(Flooded artisanal pit, Luna Greenfields)
If realized these measures are impressive, but in the light of the production shortfall so far this year, they are also necessary considering the cost of the ongoing Phase I expansion program. Phase I expansion is budgeted with $50M. Just over half of this budget has been spent, leaving $24M to be paid for in the second half of this year with $12.6M already committed.
The balance sheet for the second quarter indicates only $3.9M in cash, but this has been supplemented already by $8.4M worth from gold sales resulting in a current cash balance of $12.3M. Sandstorm Gold (SAND) has a streaming agreement with Luna Gold allowing them to purchase a portion of gold production for a discounted price in exchange for a portion of the initial development capital. In order to finance the remainder of the Phase I expansion plan Luna Gold has announced it will draw down $10 million of its subordinated debt facility with Sandstorm Gold which has also been acknowledged in the last earnings call by the streaming company.
"The Company intends to draw down the Sandstorm Subordinated Debt Facility in Q3 2013, to provide assistance in funding the completion of the Phase I Expansion. In addition, the Company continues to receive a 17% contribution of capital from Sandstorm for the Phase I Expansion on a timely basis." (from the Q2/2013 MD&A)
This plan will work comfortably if the new operational goals for the second half are achieved and the associated cash flow eventuates. However, it is important to note that failure to do so would put noticeable financial strain on the company. Luna Gold is now under pressure to perform very well for the remainder of the year.
Having said that we feel that it is worth analyzing the projected production costs. The World Gold Council has recently published guidance for calculating All-In Sustaining Costs. Luna Gold uses a different terminology and definition and we asked Mark Halpin about cost measures used by the company. Here is the explanation he gave:
"We use "All-in Operating Costs" to show the costs incurred at site level to produce an ounce of gold and include the following expenses; mining, processing, site G&A, transport and refining, royalties, sustaining capital, Aurizona exploration, interest and income taxes.
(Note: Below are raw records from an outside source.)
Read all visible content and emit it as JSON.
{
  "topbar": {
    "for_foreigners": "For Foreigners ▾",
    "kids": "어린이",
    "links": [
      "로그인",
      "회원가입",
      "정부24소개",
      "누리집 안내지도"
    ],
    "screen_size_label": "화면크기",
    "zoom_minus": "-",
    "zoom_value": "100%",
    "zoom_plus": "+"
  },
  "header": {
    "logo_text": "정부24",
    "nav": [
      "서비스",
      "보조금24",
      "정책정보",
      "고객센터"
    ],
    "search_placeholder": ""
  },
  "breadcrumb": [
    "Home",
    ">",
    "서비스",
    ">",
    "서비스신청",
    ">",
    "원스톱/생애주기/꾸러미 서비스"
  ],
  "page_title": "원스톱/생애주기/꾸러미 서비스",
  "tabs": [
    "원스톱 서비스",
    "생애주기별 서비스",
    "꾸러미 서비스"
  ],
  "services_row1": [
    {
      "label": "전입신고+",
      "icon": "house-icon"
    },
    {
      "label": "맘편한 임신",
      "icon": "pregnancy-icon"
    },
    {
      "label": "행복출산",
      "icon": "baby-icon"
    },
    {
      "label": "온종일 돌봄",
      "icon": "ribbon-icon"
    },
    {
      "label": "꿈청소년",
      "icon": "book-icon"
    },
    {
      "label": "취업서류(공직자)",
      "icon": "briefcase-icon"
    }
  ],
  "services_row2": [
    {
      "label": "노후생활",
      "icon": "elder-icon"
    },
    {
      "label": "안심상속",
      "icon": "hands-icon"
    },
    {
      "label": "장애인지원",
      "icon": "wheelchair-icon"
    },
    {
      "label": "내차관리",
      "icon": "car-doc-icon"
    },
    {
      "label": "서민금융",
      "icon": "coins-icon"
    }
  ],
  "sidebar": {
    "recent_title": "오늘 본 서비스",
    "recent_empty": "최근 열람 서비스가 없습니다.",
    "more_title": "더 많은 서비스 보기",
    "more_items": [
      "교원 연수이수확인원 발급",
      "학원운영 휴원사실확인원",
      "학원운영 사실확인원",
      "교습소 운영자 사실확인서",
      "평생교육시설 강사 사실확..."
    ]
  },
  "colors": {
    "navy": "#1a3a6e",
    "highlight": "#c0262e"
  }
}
In our Investor Presentation we show "Total Production Cash Costs" which includes our "All-in Operating Costs" plus corporate and Luna Greenfield exploration expenses.
The "All-in Sustaining Costs" guidance published by the World Gold Council is less comprehensive than our "All-in Operating Costs". For example, the WGC "All-in Sustaining Costs" doesn't include income taxes or interest expense where the Luna "All-in Operating Costs" includes both."
In a recent survey of 13 companies reporting All-In Sustaining Costs as defined by the WGC Luna Gold would rank in equal fourth position, considering projected All-in Operating Costs of $938 for the second quarter. We find this a very encouraging sign for the time after completion of the Phase I expansion when economy of scale can be expected to lower cash costs further and the necessities of funding capital expenditure from cash flow will cease.
For the time being we remain tentatively optimistic. The company has implemented measures to achieve the prime goal of implementing Phase I expansion without shareholder dilution. If successful Luna Gold should return to outperforming peers in due time. We note that there is not too much room for errors. The next quarterly report will need to show the effectiveness of the announced measures.